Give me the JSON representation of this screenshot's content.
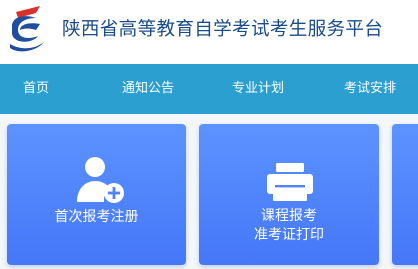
{
  "header": {
    "title": "陕西省高等教育自学考试考生服务平台"
  },
  "nav": {
    "items": [
      {
        "label": "首页"
      },
      {
        "label": "通知公告"
      },
      {
        "label": "专业计划"
      },
      {
        "label": "考试安排"
      }
    ]
  },
  "cards": [
    {
      "label": "首次报考注册",
      "icon": "user-add-icon"
    },
    {
      "label_line1": "课程报考",
      "label_line2": "准考证打印",
      "icon": "printer-icon"
    }
  ],
  "colors": {
    "nav_background": "#2b9fd0",
    "card_background": "#4f84fc",
    "title_text": "#1b4c8a",
    "logo_red": "#d8312b",
    "logo_blue": "#1f4f9c"
  }
}
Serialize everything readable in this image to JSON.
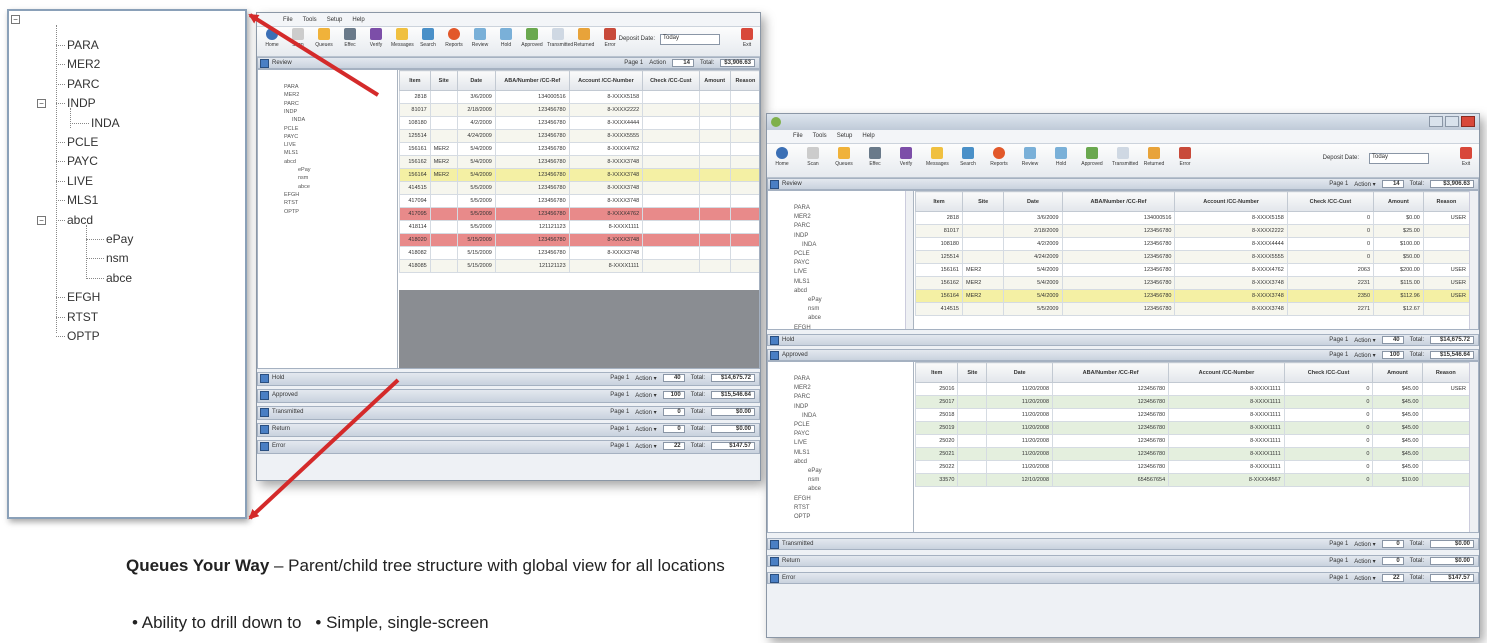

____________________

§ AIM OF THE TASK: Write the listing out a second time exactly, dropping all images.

§ ANSWER BOX:
Give me the JSON representation of this screenshot's content.
{
  "header": {
    "title": "陕西省高等教育自学考试考生服务平台"
  },
  "nav": {
    "items": [
      {
        "label": "首页"
      },
      {
        "label": "通知公告"
      },
      {
        "label": "专业计划"
      },
      {
        "label": "考试安排"
      }
    ]
  },
  "cards": [
    {
      "label": "首次报考注册",
      "icon": "user-add-icon"
    },
    {
      "label_line1": "课程报考",
      "label_line2": "准考证打印",
      "icon": "printer-icon"
    }
  ],
  "colors": {
    "nav_background": "#2b9fd0",
    "card_background": "#4f84fc",
    "title_text": "#1b4c8a",
    "logo_red": "#d8312b",
    "logo_blue": "#1f4f9c"
  }
}
Serialize everything readable in this image to JSON.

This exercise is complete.